**WORK REQUEST**: When you reproduce these records, keep every word exactly and drop the images.

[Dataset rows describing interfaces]

┌────────

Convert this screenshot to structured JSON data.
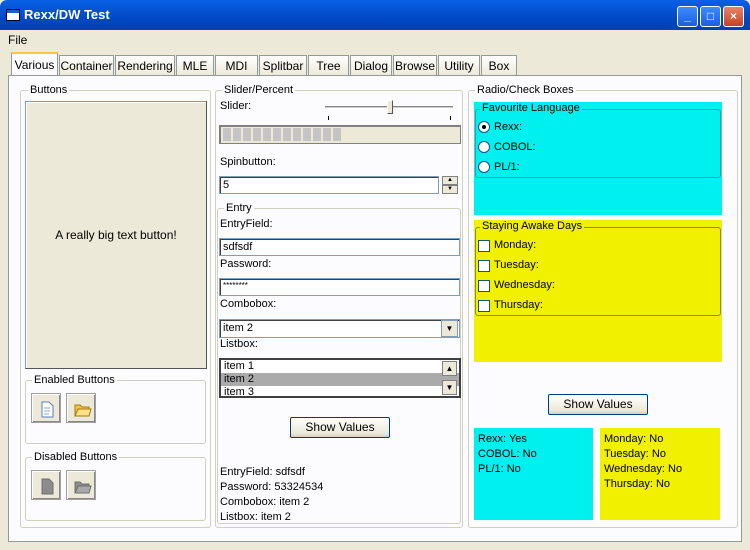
{
  "window": {
    "title": "Rexx/DW Test"
  },
  "menu": [
    "File"
  ],
  "tabs": [
    "Various",
    "Container",
    "Rendering",
    "MLE",
    "MDI",
    "Splitbar",
    "Tree",
    "Dialog",
    "Browse",
    "Utility",
    "Box"
  ],
  "buttons_group": {
    "label": "Buttons",
    "big_button": "A really big text button!",
    "enabled_label": "Enabled Buttons",
    "disabled_label": "Disabled Buttons",
    "enabled_icons": [
      "new-file-icon",
      "open-folder-icon"
    ],
    "disabled_icons": [
      "new-file-icon",
      "open-folder-icon"
    ]
  },
  "slider_group": {
    "label": "Slider/Percent",
    "slider_label": "Slider:",
    "spinbutton_label": "Spinbutton:",
    "spin_value": "5"
  },
  "entry_group": {
    "label": "Entry",
    "entryfield_label": "EntryField:",
    "entryfield_value": "sdfsdf",
    "password_label": "Password:",
    "password_value": "********",
    "combobox_label": "Combobox:",
    "combobox_value": "item 2",
    "listbox_label": "Listbox:",
    "listbox_items": [
      "item 1",
      "item 2",
      "item 3"
    ],
    "show_values": "Show Values"
  },
  "values_readout": {
    "entryfield": "EntryField: sdfsdf",
    "password": "Password: 53324534",
    "combobox": "Combobox: item 2",
    "listbox": "Listbox: item 2"
  },
  "radio_group": {
    "label": "Radio/Check Boxes",
    "language_label": "Favourite Language",
    "languages": [
      "Rexx:",
      "COBOL:",
      "PL/1:"
    ],
    "days_label": "Staying Awake Days",
    "days": [
      "Monday:",
      "Tuesday:",
      "Wednesday:",
      "Thursday:"
    ],
    "show_values": "Show Values",
    "cyan_results": [
      "Rexx: Yes",
      "COBOL: No",
      "PL/1: No"
    ],
    "yellow_results": [
      "Monday: No",
      "Tuesday: No",
      "Wednesday: No",
      "Thursday: No"
    ]
  },
  "colors": {
    "cyan": "#00f0f0",
    "yellow": "#f0f000",
    "title_blue": "#0049c5"
  }
}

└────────

**SOLUTION TO THE PROBLEM**:
Convert this screenshot to structured JSON data.
{
  "window": {
    "title": "Rexx/DW Test"
  },
  "menu": [
    "File"
  ],
  "tabs": [
    "Various",
    "Container",
    "Rendering",
    "MLE",
    "MDI",
    "Splitbar",
    "Tree",
    "Dialog",
    "Browse",
    "Utility",
    "Box"
  ],
  "buttons_group": {
    "label": "Buttons",
    "big_button": "A really big text button!",
    "enabled_label": "Enabled Buttons",
    "disabled_label": "Disabled Buttons",
    "enabled_icons": [
      "new-file-icon",
      "open-folder-icon"
    ],
    "disabled_icons": [
      "new-file-icon",
      "open-folder-icon"
    ]
  },
  "slider_group": {
    "label": "Slider/Percent",
    "slider_label": "Slider:",
    "spinbutton_label": "Spinbutton:",
    "spin_value": "5"
  },
  "entry_group": {
    "label": "Entry",
    "entryfield_label": "EntryField:",
    "entryfield_value": "sdfsdf",
    "password_label": "Password:",
    "password_value": "********",
    "combobox_label": "Combobox:",
    "combobox_value": "item 2",
    "listbox_label": "Listbox:",
    "listbox_items": [
      "item 1",
      "item 2",
      "item 3"
    ],
    "show_values": "Show Values"
  },
  "values_readout": {
    "entryfield": "EntryField: sdfsdf",
    "password": "Password: 53324534",
    "combobox": "Combobox: item 2",
    "listbox": "Listbox: item 2"
  },
  "radio_group": {
    "label": "Radio/Check Boxes",
    "language_label": "Favourite Language",
    "languages": [
      "Rexx:",
      "COBOL:",
      "PL/1:"
    ],
    "days_label": "Staying Awake Days",
    "days": [
      "Monday:",
      "Tuesday:",
      "Wednesday:",
      "Thursday:"
    ],
    "show_values": "Show Values",
    "cyan_results": [
      "Rexx: Yes",
      "COBOL: No",
      "PL/1: No"
    ],
    "yellow_results": [
      "Monday: No",
      "Tuesday: No",
      "Wednesday: No",
      "Thursday: No"
    ]
  },
  "colors": {
    "cyan": "#00f0f0",
    "yellow": "#f0f000",
    "title_blue": "#0049c5"
  }
}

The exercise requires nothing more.